— Required work —
Whatever the records below say, write them all out exactly.
*** Record excerpts ***
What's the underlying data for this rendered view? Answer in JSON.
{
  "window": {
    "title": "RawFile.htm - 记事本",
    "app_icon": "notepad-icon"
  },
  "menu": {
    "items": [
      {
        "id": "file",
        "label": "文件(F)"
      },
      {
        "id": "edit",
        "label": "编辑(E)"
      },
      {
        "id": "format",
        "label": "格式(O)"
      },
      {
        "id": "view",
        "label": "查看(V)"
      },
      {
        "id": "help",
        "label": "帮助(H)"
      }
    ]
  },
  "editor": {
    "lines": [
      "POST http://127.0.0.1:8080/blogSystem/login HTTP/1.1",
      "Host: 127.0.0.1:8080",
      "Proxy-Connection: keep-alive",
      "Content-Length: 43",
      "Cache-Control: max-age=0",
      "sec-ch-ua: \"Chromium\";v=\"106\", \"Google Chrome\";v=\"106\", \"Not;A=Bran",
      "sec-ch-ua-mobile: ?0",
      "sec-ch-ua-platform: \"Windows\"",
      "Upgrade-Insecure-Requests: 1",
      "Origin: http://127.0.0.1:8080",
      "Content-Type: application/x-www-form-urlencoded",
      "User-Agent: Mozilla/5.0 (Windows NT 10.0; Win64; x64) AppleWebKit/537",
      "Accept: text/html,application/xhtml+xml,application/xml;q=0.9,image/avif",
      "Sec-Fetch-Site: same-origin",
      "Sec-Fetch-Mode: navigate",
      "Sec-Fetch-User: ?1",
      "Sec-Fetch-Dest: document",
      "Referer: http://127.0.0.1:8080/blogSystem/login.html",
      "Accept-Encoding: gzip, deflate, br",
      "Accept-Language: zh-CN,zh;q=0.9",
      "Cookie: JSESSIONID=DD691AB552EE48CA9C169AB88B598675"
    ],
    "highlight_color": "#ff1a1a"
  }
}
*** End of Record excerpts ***
— Solution for this task —
What's the underlying data for this rendered view? Answer in JSON.
{
  "window": {
    "title": "RawFile.htm - 记事本",
    "app_icon": "notepad-icon"
  },
  "menu": {
    "items": [
      {
        "id": "file",
        "label": "文件(F)"
      },
      {
        "id": "edit",
        "label": "编辑(E)"
      },
      {
        "id": "format",
        "label": "格式(O)"
      },
      {
        "id": "view",
        "label": "查看(V)"
      },
      {
        "id": "help",
        "label": "帮助(H)"
      }
    ]
  },
  "editor": {
    "lines": [
      "POST http://127.0.0.1:8080/blogSystem/login HTTP/1.1",
      "Host: 127.0.0.1:8080",
      "Proxy-Connection: keep-alive",
      "Content-Length: 43",
      "Cache-Control: max-age=0",
      "sec-ch-ua: \"Chromium\";v=\"106\", \"Google Chrome\";v=\"106\", \"Not;A=Bran",
      "sec-ch-ua-mobile: ?0",
      "sec-ch-ua-platform: \"Windows\"",
      "Upgrade-Insecure-Requests: 1",
      "Origin: http://127.0.0.1:8080",
      "Content-Type: application/x-www-form-urlencoded",
      "User-Agent: Mozilla/5.0 (Windows NT 10.0; Win64; x64) AppleWebKit/537",
      "Accept: text/html,application/xhtml+xml,application/xml;q=0.9,image/avif",
      "Sec-Fetch-Site: same-origin",
      "Sec-Fetch-Mode: navigate",
      "Sec-Fetch-User: ?1",
      "Sec-Fetch-Dest: document",
      "Referer: http://127.0.0.1:8080/blogSystem/login.html",
      "Accept-Encoding: gzip, deflate, br",
      "Accept-Language: zh-CN,zh;q=0.9",
      "Cookie: JSESSIONID=DD691AB552EE48CA9C169AB88B598675"
    ],
    "highlight_color": "#ff1a1a"
  }
}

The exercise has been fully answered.